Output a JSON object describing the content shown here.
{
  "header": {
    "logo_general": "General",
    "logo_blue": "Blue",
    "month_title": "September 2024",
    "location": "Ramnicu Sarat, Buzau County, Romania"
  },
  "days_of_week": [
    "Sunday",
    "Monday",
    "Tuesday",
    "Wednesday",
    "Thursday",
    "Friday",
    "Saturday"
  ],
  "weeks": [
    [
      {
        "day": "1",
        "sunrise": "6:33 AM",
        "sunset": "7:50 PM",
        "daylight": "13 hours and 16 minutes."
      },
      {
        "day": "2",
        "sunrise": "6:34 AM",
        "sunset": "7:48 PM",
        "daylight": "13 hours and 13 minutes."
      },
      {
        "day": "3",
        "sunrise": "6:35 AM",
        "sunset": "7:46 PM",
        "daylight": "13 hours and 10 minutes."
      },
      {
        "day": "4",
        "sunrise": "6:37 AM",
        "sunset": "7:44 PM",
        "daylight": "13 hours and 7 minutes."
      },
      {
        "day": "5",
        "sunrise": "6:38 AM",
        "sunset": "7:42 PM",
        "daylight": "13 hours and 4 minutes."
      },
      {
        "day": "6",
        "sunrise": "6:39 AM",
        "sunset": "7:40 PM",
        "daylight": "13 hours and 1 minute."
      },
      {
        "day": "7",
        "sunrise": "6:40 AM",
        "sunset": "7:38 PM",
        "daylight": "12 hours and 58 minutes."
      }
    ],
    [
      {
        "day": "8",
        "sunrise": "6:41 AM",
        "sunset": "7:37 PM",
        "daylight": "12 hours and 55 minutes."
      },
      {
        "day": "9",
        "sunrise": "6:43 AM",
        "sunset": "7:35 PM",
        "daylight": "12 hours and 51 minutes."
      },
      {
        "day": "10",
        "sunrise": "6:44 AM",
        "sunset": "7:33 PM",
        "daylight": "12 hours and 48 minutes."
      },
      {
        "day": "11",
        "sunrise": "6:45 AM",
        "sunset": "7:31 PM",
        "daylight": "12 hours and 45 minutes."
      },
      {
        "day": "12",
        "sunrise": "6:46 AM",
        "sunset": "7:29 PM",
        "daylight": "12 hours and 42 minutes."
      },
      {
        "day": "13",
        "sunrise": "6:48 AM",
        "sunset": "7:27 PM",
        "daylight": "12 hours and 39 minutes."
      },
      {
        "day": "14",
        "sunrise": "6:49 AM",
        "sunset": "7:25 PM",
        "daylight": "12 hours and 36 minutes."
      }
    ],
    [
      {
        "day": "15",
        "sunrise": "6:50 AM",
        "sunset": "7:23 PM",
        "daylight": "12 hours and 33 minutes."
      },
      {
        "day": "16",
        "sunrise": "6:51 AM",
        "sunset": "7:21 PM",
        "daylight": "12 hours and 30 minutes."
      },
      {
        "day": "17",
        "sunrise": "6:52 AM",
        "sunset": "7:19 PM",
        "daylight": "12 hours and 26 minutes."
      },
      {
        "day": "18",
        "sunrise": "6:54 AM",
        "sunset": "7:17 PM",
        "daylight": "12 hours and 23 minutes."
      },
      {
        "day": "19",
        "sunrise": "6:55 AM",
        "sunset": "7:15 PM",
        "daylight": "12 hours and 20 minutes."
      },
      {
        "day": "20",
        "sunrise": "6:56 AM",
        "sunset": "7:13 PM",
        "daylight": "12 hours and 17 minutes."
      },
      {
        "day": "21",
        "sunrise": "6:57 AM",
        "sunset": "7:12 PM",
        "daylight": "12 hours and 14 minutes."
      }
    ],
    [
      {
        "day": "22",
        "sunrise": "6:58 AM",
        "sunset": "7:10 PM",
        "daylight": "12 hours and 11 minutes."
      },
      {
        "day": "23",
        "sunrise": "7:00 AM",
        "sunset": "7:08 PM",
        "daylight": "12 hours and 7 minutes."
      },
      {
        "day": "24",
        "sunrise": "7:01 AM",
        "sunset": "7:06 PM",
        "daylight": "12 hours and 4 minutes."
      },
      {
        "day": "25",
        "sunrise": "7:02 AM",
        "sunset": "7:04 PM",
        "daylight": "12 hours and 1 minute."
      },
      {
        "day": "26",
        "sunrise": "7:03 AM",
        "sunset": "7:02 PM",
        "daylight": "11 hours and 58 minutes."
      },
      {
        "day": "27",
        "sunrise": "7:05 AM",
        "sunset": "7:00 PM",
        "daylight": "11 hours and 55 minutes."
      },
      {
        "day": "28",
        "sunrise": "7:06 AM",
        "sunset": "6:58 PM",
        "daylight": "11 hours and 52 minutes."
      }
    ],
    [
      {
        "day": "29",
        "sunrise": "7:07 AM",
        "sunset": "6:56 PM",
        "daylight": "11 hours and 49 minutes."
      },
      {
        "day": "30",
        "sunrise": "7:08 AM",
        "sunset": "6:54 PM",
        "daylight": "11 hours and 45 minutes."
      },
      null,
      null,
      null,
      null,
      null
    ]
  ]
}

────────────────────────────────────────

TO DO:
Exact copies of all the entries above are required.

RESPONSE AREA:
Output a JSON object describing the content shown here.
{
  "header": {
    "logo_general": "General",
    "logo_blue": "Blue",
    "month_title": "September 2024",
    "location": "Ramnicu Sarat, Buzau County, Romania"
  },
  "days_of_week": [
    "Sunday",
    "Monday",
    "Tuesday",
    "Wednesday",
    "Thursday",
    "Friday",
    "Saturday"
  ],
  "weeks": [
    [
      {
        "day": "1",
        "sunrise": "6:33 AM",
        "sunset": "7:50 PM",
        "daylight": "13 hours and 16 minutes."
      },
      {
        "day": "2",
        "sunrise": "6:34 AM",
        "sunset": "7:48 PM",
        "daylight": "13 hours and 13 minutes."
      },
      {
        "day": "3",
        "sunrise": "6:35 AM",
        "sunset": "7:46 PM",
        "daylight": "13 hours and 10 minutes."
      },
      {
        "day": "4",
        "sunrise": "6:37 AM",
        "sunset": "7:44 PM",
        "daylight": "13 hours and 7 minutes."
      },
      {
        "day": "5",
        "sunrise": "6:38 AM",
        "sunset": "7:42 PM",
        "daylight": "13 hours and 4 minutes."
      },
      {
        "day": "6",
        "sunrise": "6:39 AM",
        "sunset": "7:40 PM",
        "daylight": "13 hours and 1 minute."
      },
      {
        "day": "7",
        "sunrise": "6:40 AM",
        "sunset": "7:38 PM",
        "daylight": "12 hours and 58 minutes."
      }
    ],
    [
      {
        "day": "8",
        "sunrise": "6:41 AM",
        "sunset": "7:37 PM",
        "daylight": "12 hours and 55 minutes."
      },
      {
        "day": "9",
        "sunrise": "6:43 AM",
        "sunset": "7:35 PM",
        "daylight": "12 hours and 51 minutes."
      },
      {
        "day": "10",
        "sunrise": "6:44 AM",
        "sunset": "7:33 PM",
        "daylight": "12 hours and 48 minutes."
      },
      {
        "day": "11",
        "sunrise": "6:45 AM",
        "sunset": "7:31 PM",
        "daylight": "12 hours and 45 minutes."
      },
      {
        "day": "12",
        "sunrise": "6:46 AM",
        "sunset": "7:29 PM",
        "daylight": "12 hours and 42 minutes."
      },
      {
        "day": "13",
        "sunrise": "6:48 AM",
        "sunset": "7:27 PM",
        "daylight": "12 hours and 39 minutes."
      },
      {
        "day": "14",
        "sunrise": "6:49 AM",
        "sunset": "7:25 PM",
        "daylight": "12 hours and 36 minutes."
      }
    ],
    [
      {
        "day": "15",
        "sunrise": "6:50 AM",
        "sunset": "7:23 PM",
        "daylight": "12 hours and 33 minutes."
      },
      {
        "day": "16",
        "sunrise": "6:51 AM",
        "sunset": "7:21 PM",
        "daylight": "12 hours and 30 minutes."
      },
      {
        "day": "17",
        "sunrise": "6:52 AM",
        "sunset": "7:19 PM",
        "daylight": "12 hours and 26 minutes."
      },
      {
        "day": "18",
        "sunrise": "6:54 AM",
        "sunset": "7:17 PM",
        "daylight": "12 hours and 23 minutes."
      },
      {
        "day": "19",
        "sunrise": "6:55 AM",
        "sunset": "7:15 PM",
        "daylight": "12 hours and 20 minutes."
      },
      {
        "day": "20",
        "sunrise": "6:56 AM",
        "sunset": "7:13 PM",
        "daylight": "12 hours and 17 minutes."
      },
      {
        "day": "21",
        "sunrise": "6:57 AM",
        "sunset": "7:12 PM",
        "daylight": "12 hours and 14 minutes."
      }
    ],
    [
      {
        "day": "22",
        "sunrise": "6:58 AM",
        "sunset": "7:10 PM",
        "daylight": "12 hours and 11 minutes."
      },
      {
        "day": "23",
        "sunrise": "7:00 AM",
        "sunset": "7:08 PM",
        "daylight": "12 hours and 7 minutes."
      },
      {
        "day": "24",
        "sunrise": "7:01 AM",
        "sunset": "7:06 PM",
        "daylight": "12 hours and 4 minutes."
      },
      {
        "day": "25",
        "sunrise": "7:02 AM",
        "sunset": "7:04 PM",
        "daylight": "12 hours and 1 minute."
      },
      {
        "day": "26",
        "sunrise": "7:03 AM",
        "sunset": "7:02 PM",
        "daylight": "11 hours and 58 minutes."
      },
      {
        "day": "27",
        "sunrise": "7:05 AM",
        "sunset": "7:00 PM",
        "daylight": "11 hours and 55 minutes."
      },
      {
        "day": "28",
        "sunrise": "7:06 AM",
        "sunset": "6:58 PM",
        "daylight": "11 hours and 52 minutes."
      }
    ],
    [
      {
        "day": "29",
        "sunrise": "7:07 AM",
        "sunset": "6:56 PM",
        "daylight": "11 hours and 49 minutes."
      },
      {
        "day": "30",
        "sunrise": "7:08 AM",
        "sunset": "6:54 PM",
        "daylight": "11 hours and 45 minutes."
      },
      null,
      null,
      null,
      null,
      null
    ]
  ]
}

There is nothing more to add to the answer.